Tuesday 15th. We set out early with Intent to Run round the sd. Land but being taken in a Rain & it Increasing very fast obliged us to return. It clearing about one oClock & our time being too Precious to Loose we a second time ventured out & Worked hard till Night & then returnd to Penningtons we got our Suppers & was Lighted in to a Room & I not being so good a Woodsman as the rest of my Company striped my self very orderly & went in to the Bed as they call’d it when to my Surprize I found it to be nothing but a Little Straw—Matted together without Sheets or any thing else but only one Thread Bear blanket with double its Weight of Vermin such as Lice Fleas &c. I was glad to get up (as soon as the Light was carried from us) & put on my Cloths & Lay as my Companions. Had we not have been very tired, I am sure we should not have slep’d much that night. I made a Promise not to Sleep so from that time forward chusing rather to sleep in the open Air before a fire as will Appear hereafter.

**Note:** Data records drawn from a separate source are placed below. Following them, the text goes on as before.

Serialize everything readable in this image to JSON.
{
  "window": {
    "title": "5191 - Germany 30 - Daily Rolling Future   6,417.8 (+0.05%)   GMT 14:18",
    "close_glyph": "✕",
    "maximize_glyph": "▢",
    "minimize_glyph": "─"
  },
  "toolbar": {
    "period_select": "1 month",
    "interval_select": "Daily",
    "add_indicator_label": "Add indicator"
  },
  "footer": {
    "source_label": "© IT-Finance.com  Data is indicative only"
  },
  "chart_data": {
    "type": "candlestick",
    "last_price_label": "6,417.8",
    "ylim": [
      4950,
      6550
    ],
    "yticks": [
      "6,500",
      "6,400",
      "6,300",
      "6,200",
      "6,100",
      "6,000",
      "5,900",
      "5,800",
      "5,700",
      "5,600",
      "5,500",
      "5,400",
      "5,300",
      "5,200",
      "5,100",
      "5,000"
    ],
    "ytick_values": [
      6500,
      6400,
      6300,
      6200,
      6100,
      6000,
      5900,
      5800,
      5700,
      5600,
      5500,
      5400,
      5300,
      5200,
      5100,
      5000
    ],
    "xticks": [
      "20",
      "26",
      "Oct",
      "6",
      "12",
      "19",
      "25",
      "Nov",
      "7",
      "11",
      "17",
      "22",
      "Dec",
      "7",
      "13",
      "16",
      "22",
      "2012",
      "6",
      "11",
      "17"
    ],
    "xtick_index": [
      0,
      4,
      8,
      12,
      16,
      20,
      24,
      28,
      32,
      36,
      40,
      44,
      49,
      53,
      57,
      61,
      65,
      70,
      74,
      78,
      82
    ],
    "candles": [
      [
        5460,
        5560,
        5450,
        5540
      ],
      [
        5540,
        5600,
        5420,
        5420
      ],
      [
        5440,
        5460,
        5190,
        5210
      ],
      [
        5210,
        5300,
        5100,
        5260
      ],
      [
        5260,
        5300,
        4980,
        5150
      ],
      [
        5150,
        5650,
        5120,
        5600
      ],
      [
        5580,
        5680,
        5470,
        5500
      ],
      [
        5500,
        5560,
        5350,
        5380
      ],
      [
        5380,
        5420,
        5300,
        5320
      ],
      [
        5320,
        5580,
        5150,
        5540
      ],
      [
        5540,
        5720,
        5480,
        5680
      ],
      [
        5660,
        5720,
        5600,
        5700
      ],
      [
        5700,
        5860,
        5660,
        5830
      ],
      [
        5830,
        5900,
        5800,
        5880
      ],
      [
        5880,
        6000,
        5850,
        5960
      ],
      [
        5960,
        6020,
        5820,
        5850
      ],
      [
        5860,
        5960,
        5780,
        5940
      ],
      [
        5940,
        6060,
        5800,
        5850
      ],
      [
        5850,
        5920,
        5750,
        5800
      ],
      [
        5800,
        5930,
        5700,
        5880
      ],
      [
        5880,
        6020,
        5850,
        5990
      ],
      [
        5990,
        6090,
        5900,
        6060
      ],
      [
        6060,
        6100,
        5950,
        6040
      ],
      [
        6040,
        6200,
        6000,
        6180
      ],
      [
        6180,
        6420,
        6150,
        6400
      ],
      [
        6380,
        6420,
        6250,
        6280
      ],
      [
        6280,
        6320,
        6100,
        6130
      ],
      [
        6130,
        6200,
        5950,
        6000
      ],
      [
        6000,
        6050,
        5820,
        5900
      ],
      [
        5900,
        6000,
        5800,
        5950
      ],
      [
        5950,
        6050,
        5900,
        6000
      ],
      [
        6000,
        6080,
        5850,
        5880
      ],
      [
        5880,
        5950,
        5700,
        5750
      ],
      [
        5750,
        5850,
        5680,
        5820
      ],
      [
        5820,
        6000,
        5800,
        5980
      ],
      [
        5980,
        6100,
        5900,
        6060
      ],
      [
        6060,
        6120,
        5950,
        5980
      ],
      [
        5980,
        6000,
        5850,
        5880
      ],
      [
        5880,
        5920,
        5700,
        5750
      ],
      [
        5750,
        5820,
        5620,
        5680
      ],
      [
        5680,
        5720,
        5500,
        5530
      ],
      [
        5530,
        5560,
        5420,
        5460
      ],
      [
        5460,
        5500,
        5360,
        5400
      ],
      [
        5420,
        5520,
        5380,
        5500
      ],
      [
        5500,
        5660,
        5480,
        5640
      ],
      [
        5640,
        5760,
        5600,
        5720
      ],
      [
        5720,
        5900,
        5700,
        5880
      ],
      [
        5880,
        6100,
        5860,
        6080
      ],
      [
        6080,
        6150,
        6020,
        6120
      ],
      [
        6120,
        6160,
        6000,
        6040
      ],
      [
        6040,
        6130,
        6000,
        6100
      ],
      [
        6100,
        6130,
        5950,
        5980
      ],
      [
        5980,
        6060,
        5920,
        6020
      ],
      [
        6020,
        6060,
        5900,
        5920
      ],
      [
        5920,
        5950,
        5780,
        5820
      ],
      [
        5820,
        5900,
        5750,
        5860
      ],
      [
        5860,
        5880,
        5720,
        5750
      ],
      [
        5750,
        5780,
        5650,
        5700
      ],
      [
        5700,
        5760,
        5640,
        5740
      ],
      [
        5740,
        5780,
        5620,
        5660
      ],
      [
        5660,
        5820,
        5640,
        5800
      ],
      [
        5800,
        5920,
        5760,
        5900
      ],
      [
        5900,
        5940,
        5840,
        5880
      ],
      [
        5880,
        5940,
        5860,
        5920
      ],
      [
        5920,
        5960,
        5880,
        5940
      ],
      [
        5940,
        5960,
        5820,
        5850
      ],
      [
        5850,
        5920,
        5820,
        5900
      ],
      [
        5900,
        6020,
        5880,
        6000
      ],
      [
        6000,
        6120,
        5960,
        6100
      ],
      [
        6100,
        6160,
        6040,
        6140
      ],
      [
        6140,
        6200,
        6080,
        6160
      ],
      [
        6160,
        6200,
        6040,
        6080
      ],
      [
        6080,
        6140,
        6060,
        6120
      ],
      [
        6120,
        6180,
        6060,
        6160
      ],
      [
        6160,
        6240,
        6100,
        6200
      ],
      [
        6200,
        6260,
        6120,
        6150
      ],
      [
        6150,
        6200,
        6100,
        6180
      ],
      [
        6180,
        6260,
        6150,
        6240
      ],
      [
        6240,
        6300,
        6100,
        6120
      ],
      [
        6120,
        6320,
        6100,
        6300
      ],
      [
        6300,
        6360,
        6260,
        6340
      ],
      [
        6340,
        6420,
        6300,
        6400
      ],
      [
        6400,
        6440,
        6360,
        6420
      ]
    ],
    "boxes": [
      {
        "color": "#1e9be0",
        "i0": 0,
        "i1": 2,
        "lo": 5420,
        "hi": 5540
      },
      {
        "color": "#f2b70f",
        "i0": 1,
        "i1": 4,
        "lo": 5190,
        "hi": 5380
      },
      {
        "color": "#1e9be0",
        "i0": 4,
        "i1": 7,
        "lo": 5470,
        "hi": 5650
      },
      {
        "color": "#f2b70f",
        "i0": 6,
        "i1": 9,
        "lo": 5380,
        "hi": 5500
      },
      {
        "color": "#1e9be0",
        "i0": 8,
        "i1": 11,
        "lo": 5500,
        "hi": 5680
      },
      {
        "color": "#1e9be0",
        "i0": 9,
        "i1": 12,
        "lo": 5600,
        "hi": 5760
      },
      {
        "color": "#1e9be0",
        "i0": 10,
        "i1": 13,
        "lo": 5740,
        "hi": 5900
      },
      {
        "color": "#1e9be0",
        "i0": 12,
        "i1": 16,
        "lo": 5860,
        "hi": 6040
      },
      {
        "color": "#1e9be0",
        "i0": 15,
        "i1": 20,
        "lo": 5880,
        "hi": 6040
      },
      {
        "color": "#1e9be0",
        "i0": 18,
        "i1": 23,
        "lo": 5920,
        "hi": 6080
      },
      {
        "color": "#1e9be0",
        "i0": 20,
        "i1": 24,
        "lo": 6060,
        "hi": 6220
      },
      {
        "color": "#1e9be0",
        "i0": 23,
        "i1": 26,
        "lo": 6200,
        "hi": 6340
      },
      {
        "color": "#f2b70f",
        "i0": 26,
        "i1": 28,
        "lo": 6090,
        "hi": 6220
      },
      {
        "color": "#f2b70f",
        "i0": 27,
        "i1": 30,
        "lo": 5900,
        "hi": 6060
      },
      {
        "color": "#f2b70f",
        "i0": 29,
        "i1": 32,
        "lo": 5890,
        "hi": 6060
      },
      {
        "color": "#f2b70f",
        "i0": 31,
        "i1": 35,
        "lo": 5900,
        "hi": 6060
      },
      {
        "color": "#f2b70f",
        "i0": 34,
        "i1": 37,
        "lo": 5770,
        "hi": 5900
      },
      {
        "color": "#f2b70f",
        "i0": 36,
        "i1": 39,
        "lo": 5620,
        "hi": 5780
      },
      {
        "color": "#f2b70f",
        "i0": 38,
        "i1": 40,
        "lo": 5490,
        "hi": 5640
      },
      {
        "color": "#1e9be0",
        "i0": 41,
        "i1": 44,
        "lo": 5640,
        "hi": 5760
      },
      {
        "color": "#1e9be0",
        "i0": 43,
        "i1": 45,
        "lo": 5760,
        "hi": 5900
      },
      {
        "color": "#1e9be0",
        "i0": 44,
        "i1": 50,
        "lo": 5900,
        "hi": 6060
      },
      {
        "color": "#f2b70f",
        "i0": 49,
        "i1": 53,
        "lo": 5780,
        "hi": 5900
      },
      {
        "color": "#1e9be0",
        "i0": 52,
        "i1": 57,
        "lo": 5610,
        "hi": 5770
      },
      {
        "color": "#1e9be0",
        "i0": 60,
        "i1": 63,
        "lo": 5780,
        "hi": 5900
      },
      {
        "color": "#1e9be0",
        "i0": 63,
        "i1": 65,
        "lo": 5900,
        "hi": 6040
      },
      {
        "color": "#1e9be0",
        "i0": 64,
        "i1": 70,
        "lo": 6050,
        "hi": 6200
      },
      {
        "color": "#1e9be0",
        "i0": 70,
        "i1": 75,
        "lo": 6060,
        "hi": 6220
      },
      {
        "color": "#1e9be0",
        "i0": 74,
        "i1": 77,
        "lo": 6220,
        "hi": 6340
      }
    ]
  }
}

On this day the party surveyed a tract of land for George William Fairfax on Cates Marsh and Long Marsh, the “names of small streams which flow from the foothill of North mountain to the Shenandoah river and have along their course considerable meadow or marshy land” (TONER  description begins J. M. Toner, ed. Journal of My Journey Over the Mountains; by George Washington, While Surveying for Lord Thomas Fairfax, Baron of Cameron, in the Northern Neck of Virginia, beyond the Blue Ridge, in 1747–8. Albany, 1892. description ends , 26).